›[The] visualist bias has dramatically influenced the way in which anthropology itself has evolved. Thus, one emergent and potentially very important aid to the refocusing of the discipline lies in attending to kinds of knowledge that have proved resistant to being coded in graphic or visual ways.‹ (Michael Herzfeld on the future of anthropology; Herzfeld 2002, 245)

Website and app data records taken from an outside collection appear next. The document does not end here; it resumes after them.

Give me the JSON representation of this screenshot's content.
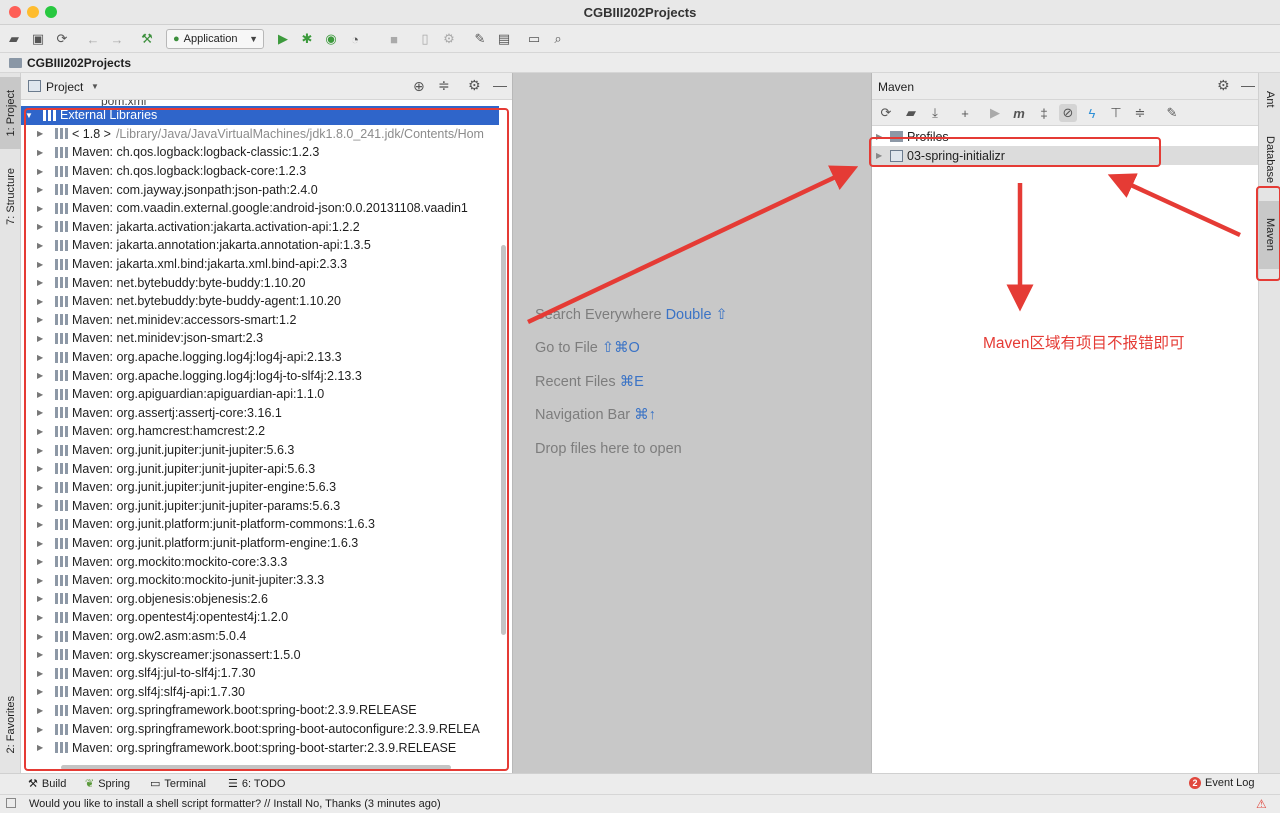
{
  "window": {
    "title": "CGBIII202Projects"
  },
  "toolbar": {
    "run_config": "Application"
  },
  "breadcrumb": {
    "project": "CGBIII202Projects"
  },
  "left_stripe": {
    "tabs": [
      "1: Project",
      "7: Structure",
      "2: Favorites"
    ]
  },
  "project_panel": {
    "title": "Project",
    "partial_row": "pom.xml",
    "tree": [
      {
        "label": "External Libraries",
        "selected": true
      },
      {
        "label": "< 1.8 >",
        "hint": "/Library/Java/JavaVirtualMachines/jdk1.8.0_241.jdk/Contents/Hom"
      },
      {
        "label": "Maven: ch.qos.logback:logback-classic:1.2.3"
      },
      {
        "label": "Maven: ch.qos.logback:logback-core:1.2.3"
      },
      {
        "label": "Maven: com.jayway.jsonpath:json-path:2.4.0"
      },
      {
        "label": "Maven: com.vaadin.external.google:android-json:0.0.20131108.vaadin1"
      },
      {
        "label": "Maven: jakarta.activation:jakarta.activation-api:1.2.2"
      },
      {
        "label": "Maven: jakarta.annotation:jakarta.annotation-api:1.3.5"
      },
      {
        "label": "Maven: jakarta.xml.bind:jakarta.xml.bind-api:2.3.3"
      },
      {
        "label": "Maven: net.bytebuddy:byte-buddy:1.10.20"
      },
      {
        "label": "Maven: net.bytebuddy:byte-buddy-agent:1.10.20"
      },
      {
        "label": "Maven: net.minidev:accessors-smart:1.2"
      },
      {
        "label": "Maven: net.minidev:json-smart:2.3"
      },
      {
        "label": "Maven: org.apache.logging.log4j:log4j-api:2.13.3"
      },
      {
        "label": "Maven: org.apache.logging.log4j:log4j-to-slf4j:2.13.3"
      },
      {
        "label": "Maven: org.apiguardian:apiguardian-api:1.1.0"
      },
      {
        "label": "Maven: org.assertj:assertj-core:3.16.1"
      },
      {
        "label": "Maven: org.hamcrest:hamcrest:2.2"
      },
      {
        "label": "Maven: org.junit.jupiter:junit-jupiter:5.6.3"
      },
      {
        "label": "Maven: org.junit.jupiter:junit-jupiter-api:5.6.3"
      },
      {
        "label": "Maven: org.junit.jupiter:junit-jupiter-engine:5.6.3"
      },
      {
        "label": "Maven: org.junit.jupiter:junit-jupiter-params:5.6.3"
      },
      {
        "label": "Maven: org.junit.platform:junit-platform-commons:1.6.3"
      },
      {
        "label": "Maven: org.junit.platform:junit-platform-engine:1.6.3"
      },
      {
        "label": "Maven: org.mockito:mockito-core:3.3.3"
      },
      {
        "label": "Maven: org.mockito:mockito-junit-jupiter:3.3.3"
      },
      {
        "label": "Maven: org.objenesis:objenesis:2.6"
      },
      {
        "label": "Maven: org.opentest4j:opentest4j:1.2.0"
      },
      {
        "label": "Maven: org.ow2.asm:asm:5.0.4"
      },
      {
        "label": "Maven: org.skyscreamer:jsonassert:1.5.0"
      },
      {
        "label": "Maven: org.slf4j:jul-to-slf4j:1.7.30"
      },
      {
        "label": "Maven: org.slf4j:slf4j-api:1.7.30"
      },
      {
        "label": "Maven: org.springframework.boot:spring-boot:2.3.9.RELEASE"
      },
      {
        "label": "Maven: org.springframework.boot:spring-boot-autoconfigure:2.3.9.RELEA"
      },
      {
        "label": "Maven: org.springframework.boot:spring-boot-starter:2.3.9.RELEASE"
      }
    ]
  },
  "editor": {
    "hints": [
      {
        "text": "Search Everywhere",
        "shortcut": "Double ⇧"
      },
      {
        "text": "Go to File",
        "shortcut": "⇧⌘O"
      },
      {
        "text": "Recent Files",
        "shortcut": "⌘E"
      },
      {
        "text": "Navigation Bar",
        "shortcut": "⌘↑"
      },
      {
        "text": "Drop files here to open",
        "shortcut": ""
      }
    ]
  },
  "maven_panel": {
    "title": "Maven",
    "tree": [
      {
        "label": "Profiles"
      },
      {
        "label": "03-spring-initializr"
      }
    ],
    "annotation": "Maven区域有项目不报错即可"
  },
  "right_stripe": {
    "tabs": [
      "Ant",
      "Database",
      "Maven"
    ]
  },
  "bottom_tabs": {
    "build": "Build",
    "spring": "Spring",
    "terminal": "Terminal",
    "todo": "6: TODO",
    "event_log": "Event Log",
    "event_count": "2"
  },
  "status": {
    "message": "Would you like to install a shell script formatter? // Install   No, Thanks (3 minutes ago)"
  },
  "colors": {
    "selection": "#2f65ca",
    "annotation_red": "#e53b35",
    "editor_bg": "#c8c8c8"
  }
}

Today, there is an increasing concern for the senses in the humanities. Some even venture to proclaim a ›sensory turn‹. In cultural anthropology, a greater awareness for sensory phenomena and embodied subjectivities, for materiality and atmospheres is reflected in approaches such as an ›anthropology of the senses‹ (Howes 1991) or a ›sensory ethnography‹ (Pink 2009). However, in today’s academic practice many scholars still appear to be utterly reluctant to go beyond text, images, or diagrams as a means of communicating knowledge–even when presenting research on the human sensoriality.
Now ›Cultures of Auditory Knowledge–Knowledge of Auditory Praxis‹, an interdisciplinary conference held at the University of Music and Performing Arts Graz and the Karl Franzens University of Graz in June 2014, offered just the right setting to address and, indeed, transgress these representational conventions within an academic context. With a paper on ›Soundscapes and Ethnography. Field Recordings within Urban Studies‹ I did not try to construct another theory on sound in the city. Rather, I aimed to allow for some first-hand experiences, or at least to provide some ›sensory material‹ by presenting a composed sequence of recordings from the field.

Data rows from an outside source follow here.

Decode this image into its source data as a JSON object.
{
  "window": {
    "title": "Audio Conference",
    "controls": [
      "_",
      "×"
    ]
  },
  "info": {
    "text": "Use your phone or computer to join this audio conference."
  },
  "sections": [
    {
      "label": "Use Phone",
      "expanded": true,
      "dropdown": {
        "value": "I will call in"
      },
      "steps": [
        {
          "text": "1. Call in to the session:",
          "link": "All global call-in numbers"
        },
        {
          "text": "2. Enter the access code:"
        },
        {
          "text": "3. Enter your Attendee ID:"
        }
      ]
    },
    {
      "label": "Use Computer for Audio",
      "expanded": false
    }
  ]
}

Listening to this sound sample is an experiment you can partake of: Can these recordings actually convey a ›sense of place‹ (Feld/Basso 2009)? Do they reveal something about the people living here, about the atmosphere and mood of this particular ›sonic lifeworld‹?